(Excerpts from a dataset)
Segment Open
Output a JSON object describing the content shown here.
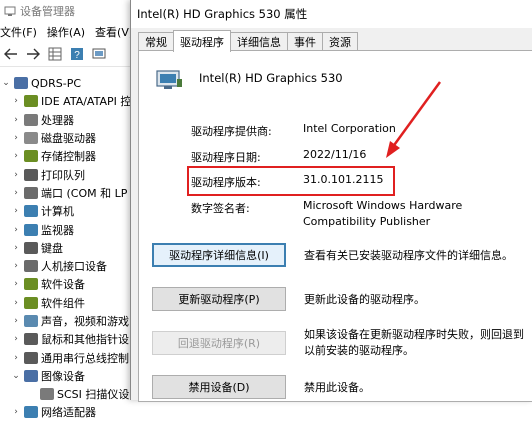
{
  "device_manager": {
    "title": "设备管理器",
    "menu": [
      "文件(F)",
      "操作(A)",
      "查看(V)"
    ],
    "tree": [
      {
        "label": "QDRS-PC",
        "level": 0,
        "expander": "⌄",
        "color": "#4a6fa5"
      },
      {
        "label": "IDE ATA/ATAPI 控",
        "level": 1,
        "expander": "›",
        "color": "#6b8e23"
      },
      {
        "label": "处理器",
        "level": 1,
        "expander": "›",
        "color": "#7a7a7a"
      },
      {
        "label": "磁盘驱动器",
        "level": 1,
        "expander": "›",
        "color": "#8a8a8a"
      },
      {
        "label": "存储控制器",
        "level": 1,
        "expander": "›",
        "color": "#6b8e23"
      },
      {
        "label": "打印队列",
        "level": 1,
        "expander": "›",
        "color": "#5a5a5a"
      },
      {
        "label": "端口 (COM 和 LP",
        "level": 1,
        "expander": "›",
        "color": "#6b6b6b"
      },
      {
        "label": "计算机",
        "level": 1,
        "expander": "›",
        "color": "#3c7fb1"
      },
      {
        "label": "监视器",
        "level": 1,
        "expander": "›",
        "color": "#3c7fb1"
      },
      {
        "label": "键盘",
        "level": 1,
        "expander": "›",
        "color": "#5a5a5a"
      },
      {
        "label": "人机接口设备",
        "level": 1,
        "expander": "›",
        "color": "#6b6b6b"
      },
      {
        "label": "软件设备",
        "level": 1,
        "expander": "›",
        "color": "#6b8e23"
      },
      {
        "label": "软件组件",
        "level": 1,
        "expander": "›",
        "color": "#6b8e23"
      },
      {
        "label": "声音，视频和游戏",
        "level": 1,
        "expander": "›",
        "color": "#5a8ab0"
      },
      {
        "label": "鼠标和其他指针设",
        "level": 1,
        "expander": "›",
        "color": "#5a5a5a"
      },
      {
        "label": "通用串行总线控制",
        "level": 1,
        "expander": "›",
        "color": "#5a5a5a"
      },
      {
        "label": "图像设备",
        "level": 1,
        "expander": "⌄",
        "color": "#4a6fa5"
      },
      {
        "label": "SCSI 扫描仪设",
        "level": 2,
        "expander": "",
        "color": "#7a7a7a"
      },
      {
        "label": "网络适配器",
        "level": 1,
        "expander": "›",
        "color": "#3c7fb1"
      }
    ]
  },
  "dialog": {
    "title": "Intel(R) HD Graphics 530 属性",
    "tabs": [
      "常规",
      "驱动程序",
      "详细信息",
      "事件",
      "资源"
    ],
    "active_tab": 1,
    "device_name": "Intel(R) HD Graphics 530",
    "fields": {
      "provider_label": "驱动程序提供商:",
      "provider_value": "Intel Corporation",
      "date_label": "驱动程序日期:",
      "date_value": "2022/11/16",
      "version_label": "驱动程序版本:",
      "version_value": "31.0.101.2115",
      "signer_label": "数字签名者:",
      "signer_value_line1": "Microsoft Windows Hardware",
      "signer_value_line2": "Compatibility Publisher"
    },
    "buttons": {
      "details_label": "驱动程序详细信息(I)",
      "details_desc": "查看有关已安装驱动程序文件的详细信息。",
      "update_label": "更新驱动程序(P)",
      "update_desc": "更新此设备的驱动程序。",
      "rollback_label": "回退驱动程序(R)",
      "rollback_desc_line1": "如果该设备在更新驱动程序时失败，则回退到",
      "rollback_desc_line2": "以前安装的驱动程序。",
      "disable_label": "禁用设备(D)",
      "disable_desc": "禁用此设备。"
    }
  },
  "annotation": {
    "color": "#e02020"
  }
}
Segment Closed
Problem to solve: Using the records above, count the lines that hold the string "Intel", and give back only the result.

Solution to this task: 3